Copy out the entries exactly. Print them in full.

*** Opening of PROVIDED INFORMATION ***

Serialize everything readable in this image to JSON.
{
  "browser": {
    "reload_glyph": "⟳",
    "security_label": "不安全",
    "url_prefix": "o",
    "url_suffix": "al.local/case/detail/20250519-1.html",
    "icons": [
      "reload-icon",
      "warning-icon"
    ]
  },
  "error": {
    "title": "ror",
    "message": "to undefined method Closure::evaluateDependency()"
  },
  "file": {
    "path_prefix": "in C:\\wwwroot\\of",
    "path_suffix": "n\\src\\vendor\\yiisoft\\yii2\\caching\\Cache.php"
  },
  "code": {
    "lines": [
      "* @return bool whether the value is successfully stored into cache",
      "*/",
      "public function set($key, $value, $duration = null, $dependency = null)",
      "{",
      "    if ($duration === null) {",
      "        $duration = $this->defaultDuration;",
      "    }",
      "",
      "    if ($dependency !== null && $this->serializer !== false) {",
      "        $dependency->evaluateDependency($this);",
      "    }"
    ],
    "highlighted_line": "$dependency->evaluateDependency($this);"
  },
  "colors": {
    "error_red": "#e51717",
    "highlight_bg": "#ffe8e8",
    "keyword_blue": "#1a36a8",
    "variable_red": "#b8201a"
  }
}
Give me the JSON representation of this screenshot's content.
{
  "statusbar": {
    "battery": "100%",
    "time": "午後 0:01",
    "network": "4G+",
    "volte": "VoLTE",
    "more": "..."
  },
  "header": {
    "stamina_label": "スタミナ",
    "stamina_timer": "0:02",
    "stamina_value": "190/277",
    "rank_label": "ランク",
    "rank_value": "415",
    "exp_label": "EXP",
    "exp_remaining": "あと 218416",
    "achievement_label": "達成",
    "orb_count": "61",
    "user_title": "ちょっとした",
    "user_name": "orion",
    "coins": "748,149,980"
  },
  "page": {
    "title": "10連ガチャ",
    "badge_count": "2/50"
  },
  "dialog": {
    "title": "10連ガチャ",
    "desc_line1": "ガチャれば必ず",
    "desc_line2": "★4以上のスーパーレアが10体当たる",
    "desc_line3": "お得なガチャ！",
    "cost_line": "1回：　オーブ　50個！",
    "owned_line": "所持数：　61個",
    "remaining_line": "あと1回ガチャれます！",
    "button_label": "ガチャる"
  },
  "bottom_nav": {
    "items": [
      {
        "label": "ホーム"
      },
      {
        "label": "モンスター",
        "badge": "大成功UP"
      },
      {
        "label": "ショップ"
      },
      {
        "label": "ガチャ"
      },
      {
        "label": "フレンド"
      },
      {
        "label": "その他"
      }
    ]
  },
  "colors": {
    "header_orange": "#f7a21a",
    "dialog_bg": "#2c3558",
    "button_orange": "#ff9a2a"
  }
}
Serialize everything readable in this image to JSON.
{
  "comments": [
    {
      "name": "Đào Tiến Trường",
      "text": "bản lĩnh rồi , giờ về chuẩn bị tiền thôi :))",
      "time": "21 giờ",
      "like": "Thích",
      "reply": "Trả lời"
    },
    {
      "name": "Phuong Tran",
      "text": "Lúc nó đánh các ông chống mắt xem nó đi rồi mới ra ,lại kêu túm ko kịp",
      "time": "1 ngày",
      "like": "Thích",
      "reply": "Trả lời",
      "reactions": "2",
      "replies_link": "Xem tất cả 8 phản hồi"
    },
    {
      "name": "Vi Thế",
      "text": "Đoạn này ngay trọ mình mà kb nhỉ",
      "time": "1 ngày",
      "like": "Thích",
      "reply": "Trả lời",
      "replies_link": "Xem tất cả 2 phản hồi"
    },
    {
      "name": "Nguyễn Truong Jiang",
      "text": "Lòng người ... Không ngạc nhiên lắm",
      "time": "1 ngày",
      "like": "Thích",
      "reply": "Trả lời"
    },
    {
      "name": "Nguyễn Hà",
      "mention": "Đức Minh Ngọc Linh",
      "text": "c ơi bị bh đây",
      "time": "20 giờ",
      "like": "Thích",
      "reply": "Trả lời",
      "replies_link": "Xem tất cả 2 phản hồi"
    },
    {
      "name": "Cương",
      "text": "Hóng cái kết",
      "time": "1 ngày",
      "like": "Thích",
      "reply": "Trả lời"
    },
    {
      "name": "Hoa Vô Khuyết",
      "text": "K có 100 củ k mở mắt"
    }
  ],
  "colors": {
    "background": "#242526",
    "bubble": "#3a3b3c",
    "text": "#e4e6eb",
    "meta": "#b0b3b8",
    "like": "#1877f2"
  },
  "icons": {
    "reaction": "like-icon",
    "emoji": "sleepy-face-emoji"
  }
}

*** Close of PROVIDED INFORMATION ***

WORKED SOLUTION:
Serialize everything readable in this image to JSON.
{
  "browser": {
    "reload_glyph": "⟳",
    "security_label": "不安全",
    "url_prefix": "o",
    "url_suffix": "al.local/case/detail/20250519-1.html",
    "icons": [
      "reload-icon",
      "warning-icon"
    ]
  },
  "error": {
    "title": "ror",
    "message": "to undefined method Closure::evaluateDependency()"
  },
  "file": {
    "path_prefix": "in C:\\wwwroot\\of",
    "path_suffix": "n\\src\\vendor\\yiisoft\\yii2\\caching\\Cache.php"
  },
  "code": {
    "lines": [
      "* @return bool whether the value is successfully stored into cache",
      "*/",
      "public function set($key, $value, $duration = null, $dependency = null)",
      "{",
      "    if ($duration === null) {",
      "        $duration = $this->defaultDuration;",
      "    }",
      "",
      "    if ($dependency !== null && $this->serializer !== false) {",
      "        $dependency->evaluateDependency($this);",
      "    }"
    ],
    "highlighted_line": "$dependency->evaluateDependency($this);"
  },
  "colors": {
    "error_red": "#e51717",
    "highlight_bg": "#ffe8e8",
    "keyword_blue": "#1a36a8",
    "variable_red": "#b8201a"
  }
}
Give me the JSON representation of this screenshot's content.
{
  "statusbar": {
    "battery": "100%",
    "time": "午後 0:01",
    "network": "4G+",
    "volte": "VoLTE",
    "more": "..."
  },
  "header": {
    "stamina_label": "スタミナ",
    "stamina_timer": "0:02",
    "stamina_value": "190/277",
    "rank_label": "ランク",
    "rank_value": "415",
    "exp_label": "EXP",
    "exp_remaining": "あと 218416",
    "achievement_label": "達成",
    "orb_count": "61",
    "user_title": "ちょっとした",
    "user_name": "orion",
    "coins": "748,149,980"
  },
  "page": {
    "title": "10連ガチャ",
    "badge_count": "2/50"
  },
  "dialog": {
    "title": "10連ガチャ",
    "desc_line1": "ガチャれば必ず",
    "desc_line2": "★4以上のスーパーレアが10体当たる",
    "desc_line3": "お得なガチャ！",
    "cost_line": "1回：　オーブ　50個！",
    "owned_line": "所持数：　61個",
    "remaining_line": "あと1回ガチャれます！",
    "button_label": "ガチャる"
  },
  "bottom_nav": {
    "items": [
      {
        "label": "ホーム"
      },
      {
        "label": "モンスター",
        "badge": "大成功UP"
      },
      {
        "label": "ショップ"
      },
      {
        "label": "ガチャ"
      },
      {
        "label": "フレンド"
      },
      {
        "label": "その他"
      }
    ]
  },
  "colors": {
    "header_orange": "#f7a21a",
    "dialog_bg": "#2c3558",
    "button_orange": "#ff9a2a"
  }
}
Serialize everything readable in this image to JSON.
{
  "comments": [
    {
      "name": "Đào Tiến Trường",
      "text": "bản lĩnh rồi , giờ về chuẩn bị tiền thôi :))",
      "time": "21 giờ",
      "like": "Thích",
      "reply": "Trả lời"
    },
    {
      "name": "Phuong Tran",
      "text": "Lúc nó đánh các ông chống mắt xem nó đi rồi mới ra ,lại kêu túm ko kịp",
      "time": "1 ngày",
      "like": "Thích",
      "reply": "Trả lời",
      "reactions": "2",
      "replies_link": "Xem tất cả 8 phản hồi"
    },
    {
      "name": "Vi Thế",
      "text": "Đoạn này ngay trọ mình mà kb nhỉ",
      "time": "1 ngày",
      "like": "Thích",
      "reply": "Trả lời",
      "replies_link": "Xem tất cả 2 phản hồi"
    },
    {
      "name": "Nguyễn Truong Jiang",
      "text": "Lòng người ... Không ngạc nhiên lắm",
      "time": "1 ngày",
      "like": "Thích",
      "reply": "Trả lời"
    },
    {
      "name": "Nguyễn Hà",
      "mention": "Đức Minh Ngọc Linh",
      "text": "c ơi bị bh đây",
      "time": "20 giờ",
      "like": "Thích",
      "reply": "Trả lời",
      "replies_link": "Xem tất cả 2 phản hồi"
    },
    {
      "name": "Cương",
      "text": "Hóng cái kết",
      "time": "1 ngày",
      "like": "Thích",
      "reply": "Trả lời"
    },
    {
      "name": "Hoa Vô Khuyết",
      "text": "K có 100 củ k mở mắt"
    }
  ],
  "colors": {
    "background": "#242526",
    "bubble": "#3a3b3c",
    "text": "#e4e6eb",
    "meta": "#b0b3b8",
    "like": "#1877f2"
  },
  "icons": {
    "reaction": "like-icon",
    "emoji": "sleepy-face-emoji"
  }
}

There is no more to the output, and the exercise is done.